Online Dictionary

cress Explained

cress at CMU American English spelling Of Explained:

[kres]

cress at English => English (English Etymology) Of Explained:

O.E. cresse, originally c?irse, from P.Gmc. *krasjon-, which may be connected to creep, giving the word a literal sense of "creeper." It underwent a metathesis similar to grass. ///

cress at English => English (Longman) Of Explained:

n [U] [Language: Old English; Origin: c[zB024]rse, cressa]// a small plant with round green leaves that are eaten raw// mustard// --Sprinkle some finely chopped cress over the top.//

cress at English => English (The Britannica Concise) Of Explained:

Any of several plants of the mustard family, of interest for their spicy young basal leaves, which are used in salads and as seasonings and garnishes. Watercress is perhaps the most popular of the edible cresses. Common garden cress, or peppergrass (Lepidium sativum) is widely grown, especially in its curl-leaved form, and used as a garnish. Others include weeds (e.g., Barbarea vulgaris), wild varieties (e.g., Cardamine pratensis), and ornamentals (e.g., Arabis species).

cress at English => English (Oxford Advanced Learners) Of Explained:

noun
[U] a small plant with thin stems and very small leaves, often eaten in salads and sandwiches
see also WATERCRESS

Cress at English => English (Websters 1913) Of Explained:

Cress \Cress\ (kr[e^]s), n.; pl. {Cresses} (kr[e^]s"[e^]z). [OE.
ces, cresse, kers, kerse, AS. cresse, cerse; akin to D. kers,
G. kresse, Dan. karse, Sw. krasse, and possibly also to OHG.
chresan to creep.] (Bot.)
A plant of various species, chiefly cruciferous. The leaves
have a moderately pungent taste, and are used as a salad and
antiscorbutic.

Note: The garden cress, called also {peppergrass}, is the
{Lepidium sativum}; the water cress is the {Nasturtium
officinale}. Various other plants are sometimes called
cresses.

To strip the brook with mantling cresses spread.
--Goldsmith.

{Bitter cress}. See under {Bitter}.

{Not worth a cress}, or {``not worth a kers.''} a common old
proverb, now turned into the meaningless ``not worth a
curse.'' --Skeat.

cress at English => English (WordNet) Of Explained:

cress
n 1: any of various plants of the family Cruciferae having edible
pungent-tasting leaves [syn: {cress plant}]
2: pungent leaves of any of numerous cruciferous herbs

cress at English (WD) Of Explained:

==English==

Etymology

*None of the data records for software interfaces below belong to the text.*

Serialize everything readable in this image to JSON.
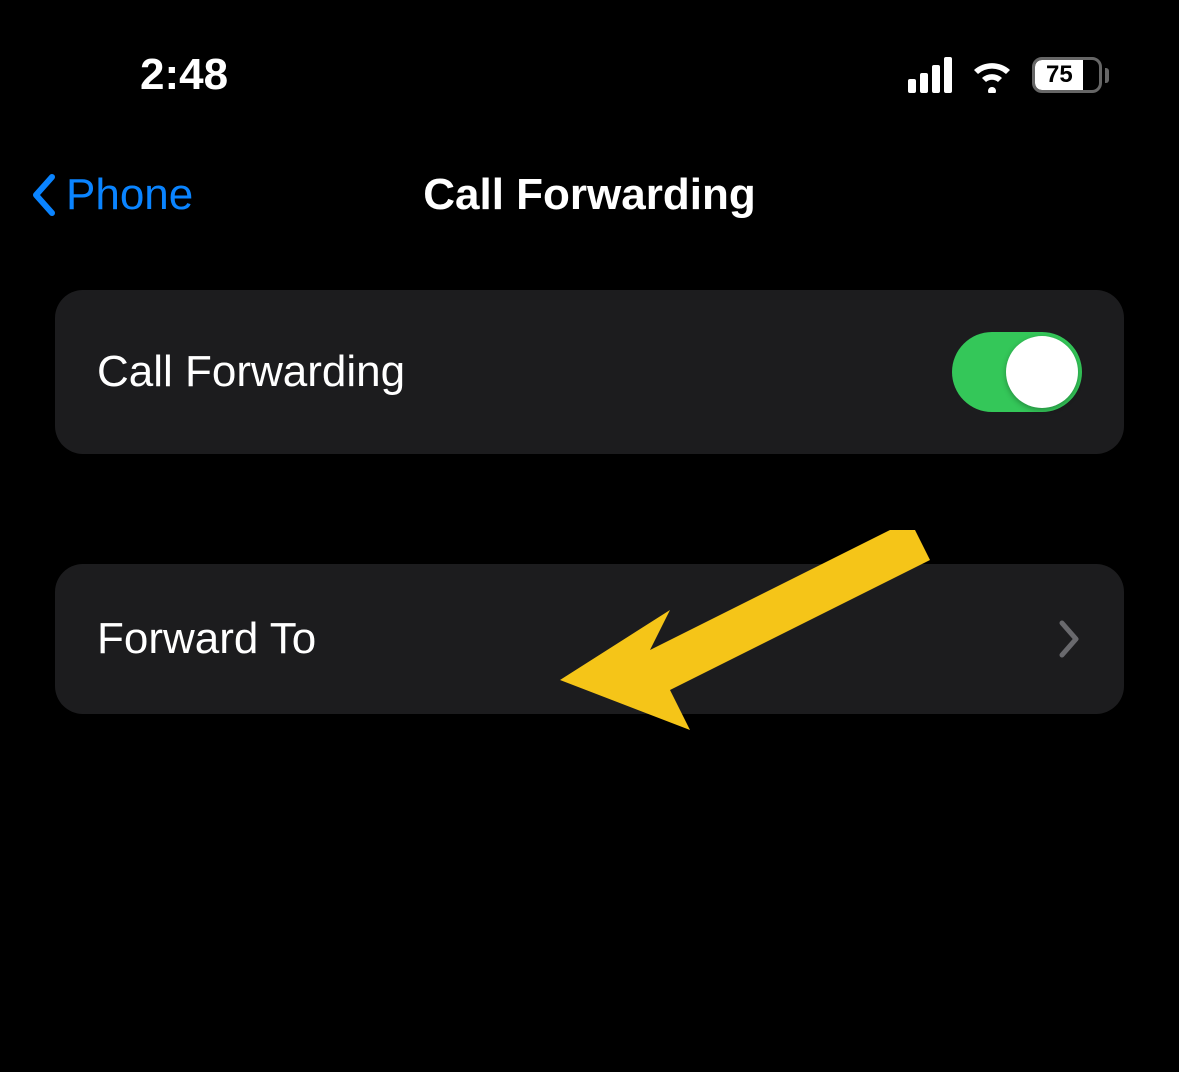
{
  "status_bar": {
    "time": "2:48",
    "battery_percent": "75"
  },
  "nav": {
    "back_label": "Phone",
    "title": "Call Forwarding"
  },
  "settings": {
    "call_forwarding_label": "Call Forwarding",
    "call_forwarding_on": true,
    "forward_to_label": "Forward To"
  },
  "colors": {
    "accent": "#0a84ff",
    "toggle_on": "#34c759",
    "cell_bg": "#1c1c1e",
    "annotation": "#f5c518"
  }
}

Inter: etyl » ang cressa, from West Germanic *krasjon-. Cognate with Dutch kers, German Kresse.

Pronunciation

* Inter: IPA » /kɹɛs/
  • : Inter: rhymes » ɛs

    Noun

    Inter: en-noun » es

  • Inter: botan » y A plant of various species, chiefly cruciferous. The leaves have a moderately pungent taste, and are used as a salad and antiscorbutic.

    Translations

    Inter: trans-top » a plant
    • Arabic: Inter: Arab » حُرف (ħurf) {{m}}, Inter: t- » ar|رشاد|m|p|tr=rashad|sc=Arab
    • Armenian: Inter: t- » hy|կոտեմ|tr=kotem
    • : Old Armenian: Inter: tø » xcl|կոտիմն|tr=kotimn|sc=Armn
    • Bulgarian: кресон (kreson)
    • Esperanto: Inter: t- » eo|kreso
    • Finnish: Inter: t- » fi|krassi
    • German: Inter: t+ » de|Kresse|f


    Inter: trans-mi » d
  • Italian: Inter: t- » it|crescione|m
  • Polish: Inter: t+ » pl|rzeżucha|f
  • Spanish: Inter: t+ » es|mastuerzo, Inter: t+ » es|berro
  • Swedish: Inter: t+ » sv|krasse
  • Turkish: Inter: t+ » tr|tere
  • Vietnamese: Inter: t- » vi|cải xoong

  • Inter: trans-botto » m
    Translation: et » cress
    Translation: io » cress
    Translation: mg » cress
    Translation: pl » cress
    Translation: ru » cress
    Translation: ta » cress
    Translation: te » cress
    Translation: vi » cress
    Translation: zh » cress